I’ve been rather wayward in respect to my blogging duties this summer. One can debate the prudence of the decision, but I opted for some late night java, and now it seems I’m listening to the crickets outside my bedroom window and sketching out a post. In a super-shrunken nutshell, my summer might be described as “libertarians, crabcakes, and bison.” Allow me to explain the combination:

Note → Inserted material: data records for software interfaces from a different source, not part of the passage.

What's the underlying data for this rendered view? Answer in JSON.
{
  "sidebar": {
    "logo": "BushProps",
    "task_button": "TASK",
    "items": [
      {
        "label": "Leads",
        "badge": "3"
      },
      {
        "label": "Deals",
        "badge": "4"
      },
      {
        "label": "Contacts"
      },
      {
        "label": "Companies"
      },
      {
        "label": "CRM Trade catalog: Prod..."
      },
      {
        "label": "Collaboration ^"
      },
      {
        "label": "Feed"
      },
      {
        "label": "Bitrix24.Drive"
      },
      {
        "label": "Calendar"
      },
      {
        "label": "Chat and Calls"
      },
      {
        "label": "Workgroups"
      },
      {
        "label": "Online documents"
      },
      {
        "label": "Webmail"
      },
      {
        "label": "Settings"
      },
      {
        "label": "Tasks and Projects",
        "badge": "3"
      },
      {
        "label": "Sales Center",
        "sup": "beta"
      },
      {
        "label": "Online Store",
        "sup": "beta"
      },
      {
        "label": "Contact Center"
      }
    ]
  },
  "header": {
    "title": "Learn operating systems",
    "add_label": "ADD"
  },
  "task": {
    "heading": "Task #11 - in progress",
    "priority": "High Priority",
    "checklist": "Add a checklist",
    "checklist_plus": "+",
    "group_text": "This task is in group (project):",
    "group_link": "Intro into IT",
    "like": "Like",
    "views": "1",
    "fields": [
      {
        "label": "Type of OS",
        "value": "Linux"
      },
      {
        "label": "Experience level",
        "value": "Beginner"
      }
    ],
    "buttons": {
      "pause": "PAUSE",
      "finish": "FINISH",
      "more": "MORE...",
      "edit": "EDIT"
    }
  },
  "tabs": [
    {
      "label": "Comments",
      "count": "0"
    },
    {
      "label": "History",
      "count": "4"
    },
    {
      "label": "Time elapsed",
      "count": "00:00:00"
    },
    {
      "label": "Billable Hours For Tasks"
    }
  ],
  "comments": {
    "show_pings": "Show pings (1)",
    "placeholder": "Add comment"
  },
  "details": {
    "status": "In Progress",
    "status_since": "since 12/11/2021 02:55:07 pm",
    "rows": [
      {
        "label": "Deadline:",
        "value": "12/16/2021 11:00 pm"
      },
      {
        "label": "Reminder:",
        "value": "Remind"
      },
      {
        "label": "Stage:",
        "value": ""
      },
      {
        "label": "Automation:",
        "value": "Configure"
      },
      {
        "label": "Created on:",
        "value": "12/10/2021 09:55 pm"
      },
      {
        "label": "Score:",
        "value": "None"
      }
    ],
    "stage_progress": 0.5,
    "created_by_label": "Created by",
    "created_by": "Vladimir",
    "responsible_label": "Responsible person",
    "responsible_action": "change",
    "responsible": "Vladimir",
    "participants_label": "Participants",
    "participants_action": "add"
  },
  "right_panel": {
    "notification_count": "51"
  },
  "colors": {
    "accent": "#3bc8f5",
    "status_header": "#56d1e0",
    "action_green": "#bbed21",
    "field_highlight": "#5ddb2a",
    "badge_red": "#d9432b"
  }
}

Firstly, I attended several political seminars—one in Atlanta, one outside of Philly—that both had a distinctly libertarian beat. I’m not a libertarian per se, but a lot of the economic chatter was really top-notch. One of the professors had the ancient Sumerian symbol for ‘Freedom’ tattooed on various appendages. I’ve never been a fan of tattoos, but I suppose my newfound libertarian sympathies respect the impulse. After a parade of PowerPoint presentations, I’ve been thinking differently in regards to U.S. immigration and fiscal and monetary policy. And there’s nothing like a discussion of the business cycle to heat up a July night.
The crabcakes can be justified by a trip to Baltimore, where I spent a whirlwind week at a Western Civilization forum. There was lots of talk of political philosophy, constitutionalism, the French Revolution, educational outlook, classical literature, and religion. When the conversation stalled, I can guarantee it was only because we were all munching our crab.
Finally, my family tried out that whole Westward Expansion theory, minus the covered wagon and Laura Ingalls Wilder. You see, we visited the Grand Tetons and Yellowstone National Park—my first real Montana venture. Although my family unilaterally decided to offer me up as a sacrifice should we encounter a grizzly, I seem to have survived the ravaging mama bears. I did see a black bear in a meadow, though, a sprinkling of moose, and a whole lot of bison! Every time we exited the rental car to photograph the breathtaking topography, I thought of that famous Walker Percy essay, the Loss of the Creature and felt mildly guilty. Was I erasing the splendor by reaching for my Nikon? Was I succumbing to a “symbolic complex”? Eh, perhaps.
For everything there is a season—a season for being an abstract, intellectualizing, Walker Percy-reading Swarthmore student, and a time to be an unabashed tourist who has just encountered a really awesome mountain. Here comes another semester. Turn, turn, turn.